Method: 12 embalmed human cadaver heads were scanned twice with an i-CAT® 17-19 unit (Imaging Sciences International, Hatfield, PA), once (setting A) using 0.2 mm voxel-size, 26.9 s scan, and 360º revolution, and again (setting B) using 0.3 mm, 4.8 s, and 180º. BBH and BBT measurements associated with 65 teeth were made at standardized locations in radiographic sections consistently oriented through use of a detailed protocol. Each measurement was repeated at 3 separate occasions. Direct measurements were also made using dissection. Measurements made from the 2 settings were compared by two-tailed t-tests, and agreement was assessed by concordance correlation coefficients (CCC).
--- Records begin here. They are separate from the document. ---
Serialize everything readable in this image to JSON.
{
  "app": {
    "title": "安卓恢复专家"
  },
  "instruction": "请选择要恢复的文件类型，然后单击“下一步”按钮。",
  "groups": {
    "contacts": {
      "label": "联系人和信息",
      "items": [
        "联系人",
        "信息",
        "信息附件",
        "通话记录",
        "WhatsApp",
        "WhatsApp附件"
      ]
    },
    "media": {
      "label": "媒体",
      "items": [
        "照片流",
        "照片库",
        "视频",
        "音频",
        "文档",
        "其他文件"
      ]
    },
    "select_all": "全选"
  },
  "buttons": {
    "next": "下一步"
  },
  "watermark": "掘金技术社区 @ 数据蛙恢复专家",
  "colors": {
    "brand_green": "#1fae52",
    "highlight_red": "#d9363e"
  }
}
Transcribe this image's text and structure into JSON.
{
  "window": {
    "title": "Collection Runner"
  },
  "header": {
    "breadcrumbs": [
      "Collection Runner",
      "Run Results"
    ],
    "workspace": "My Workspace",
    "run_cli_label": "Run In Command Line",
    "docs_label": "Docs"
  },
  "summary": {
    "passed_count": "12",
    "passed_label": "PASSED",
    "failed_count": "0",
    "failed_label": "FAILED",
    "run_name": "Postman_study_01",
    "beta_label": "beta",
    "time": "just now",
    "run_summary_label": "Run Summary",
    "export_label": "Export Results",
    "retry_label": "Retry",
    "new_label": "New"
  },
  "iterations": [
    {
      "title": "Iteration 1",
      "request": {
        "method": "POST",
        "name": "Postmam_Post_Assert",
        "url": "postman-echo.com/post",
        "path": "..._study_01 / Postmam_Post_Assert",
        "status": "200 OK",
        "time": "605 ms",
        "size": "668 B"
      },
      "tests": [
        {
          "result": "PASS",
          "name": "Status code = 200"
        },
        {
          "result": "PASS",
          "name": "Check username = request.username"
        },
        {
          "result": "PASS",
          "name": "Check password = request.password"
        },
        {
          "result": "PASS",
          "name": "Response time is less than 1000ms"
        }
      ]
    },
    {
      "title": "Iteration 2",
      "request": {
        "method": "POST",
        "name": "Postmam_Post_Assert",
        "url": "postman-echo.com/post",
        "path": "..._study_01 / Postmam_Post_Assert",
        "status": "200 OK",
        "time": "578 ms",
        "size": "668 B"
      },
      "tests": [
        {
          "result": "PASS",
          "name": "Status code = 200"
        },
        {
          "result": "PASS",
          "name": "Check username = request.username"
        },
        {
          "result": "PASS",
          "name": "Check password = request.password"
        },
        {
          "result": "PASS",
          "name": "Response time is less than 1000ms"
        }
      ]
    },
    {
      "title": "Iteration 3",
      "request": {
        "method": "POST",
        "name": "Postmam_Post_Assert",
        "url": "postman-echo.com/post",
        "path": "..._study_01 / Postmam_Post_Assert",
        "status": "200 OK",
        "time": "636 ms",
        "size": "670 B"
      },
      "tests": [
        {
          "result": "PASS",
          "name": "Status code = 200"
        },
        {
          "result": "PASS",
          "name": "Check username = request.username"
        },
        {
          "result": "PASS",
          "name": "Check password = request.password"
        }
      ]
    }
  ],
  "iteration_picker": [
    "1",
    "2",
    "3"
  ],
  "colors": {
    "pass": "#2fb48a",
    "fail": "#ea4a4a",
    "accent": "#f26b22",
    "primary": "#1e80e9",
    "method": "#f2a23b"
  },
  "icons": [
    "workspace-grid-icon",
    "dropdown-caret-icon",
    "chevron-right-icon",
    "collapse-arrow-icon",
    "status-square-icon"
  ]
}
Result: Mean absolute differences in measurements for setting A were BBH 0.17± 0.12 mm and BBT 0.10 ± 0.07 mm, and for setting B were BBH 0.41±0.32 mm and BBT 0.12±0.11 mm. Comparing the settings, t-tests showed no statistical differences for BBH or BBT measurements. With either setting, neither parameter demonstrated an under- or over-estimation tendency. Agreement between the measurement methods compared to direct measurement was high, although agreement was higher for BBH than BBT as demonstrated by CCC (BBH: A=0.99, B=0.97 vs. BBT: A=0.94, B=0.88).
Conclusion: Using multiple voxel sizes and scan times, CBCT can be used to accurately and reliably assess BBH and BBT with repeated measurements. Compared to the longer scan times, the similarity in results with the reduced scan time and hence reduced effective radiation dose favors use of the shorter scans, unless a purpose for higher resolution imaging can be defined.
Keywords: Bone, Diagnosis, Orthodontics, Periodontics and Radiology